    Dam marketers!!! Shame on them! So dam confusing sometimes you really have to do your research.

  • Christine says:

    From this article and the many, many research papers I have read on the subject (mainly concerning HFCS), I remain convinced that the quantity of sugar in the modern diet is far more problematic than the form in which those sugars are consumed. Certainly there are physiological differences in how different sugars are metabolized, but both glucose and fructose have pros and cons.

    Regardless, the point remains that people shouldn't interpret labeling like "natural" and "organic" as carte blanche to consume without questioning. That assertion I most certainly agree with.

  • Anniebug, bugger or BUG. says:

    Thank you for this informative post…VERY good to know!

  • carey says:

    Hi, Great to see you this morning in the gym even if it was just a quick HI!! Will have to do a catch up social with all the girls sometime in the near future!

  • Melissa 'Melicious' Joulwan says:

    Carey! I think you were a good luck charm this morning! And yes! I would love a girls' get-together. Let's do it!

  • Kitty says:
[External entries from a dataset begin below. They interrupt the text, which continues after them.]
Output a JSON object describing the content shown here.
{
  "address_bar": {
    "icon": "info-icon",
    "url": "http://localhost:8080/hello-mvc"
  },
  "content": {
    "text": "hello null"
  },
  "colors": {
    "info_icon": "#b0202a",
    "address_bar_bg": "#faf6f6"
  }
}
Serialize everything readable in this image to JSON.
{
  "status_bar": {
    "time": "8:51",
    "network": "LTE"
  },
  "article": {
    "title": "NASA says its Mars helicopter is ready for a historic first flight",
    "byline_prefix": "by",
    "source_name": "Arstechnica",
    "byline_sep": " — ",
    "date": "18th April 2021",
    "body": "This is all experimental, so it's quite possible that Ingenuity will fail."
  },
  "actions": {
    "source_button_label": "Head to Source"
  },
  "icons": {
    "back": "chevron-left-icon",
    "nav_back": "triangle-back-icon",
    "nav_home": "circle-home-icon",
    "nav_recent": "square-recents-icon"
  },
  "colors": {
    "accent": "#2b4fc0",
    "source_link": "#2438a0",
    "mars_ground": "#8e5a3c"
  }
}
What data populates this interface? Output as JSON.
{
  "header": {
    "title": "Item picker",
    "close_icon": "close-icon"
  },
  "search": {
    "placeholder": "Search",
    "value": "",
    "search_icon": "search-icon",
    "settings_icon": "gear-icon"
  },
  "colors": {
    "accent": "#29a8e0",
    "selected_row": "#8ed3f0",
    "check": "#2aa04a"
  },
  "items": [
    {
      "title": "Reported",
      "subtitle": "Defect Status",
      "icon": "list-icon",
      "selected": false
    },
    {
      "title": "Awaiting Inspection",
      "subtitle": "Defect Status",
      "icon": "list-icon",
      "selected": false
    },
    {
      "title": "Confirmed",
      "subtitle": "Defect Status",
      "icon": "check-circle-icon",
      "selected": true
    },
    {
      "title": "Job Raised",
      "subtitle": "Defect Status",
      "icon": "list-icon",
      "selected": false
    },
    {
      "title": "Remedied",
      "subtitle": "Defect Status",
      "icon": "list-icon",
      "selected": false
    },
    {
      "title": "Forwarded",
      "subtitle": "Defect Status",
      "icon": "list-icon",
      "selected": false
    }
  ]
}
    And this article is why you're my new hero 🙂 You are obviously intelligent! I hate the new supposed health claims of agave! It makes me cringe every time I see it!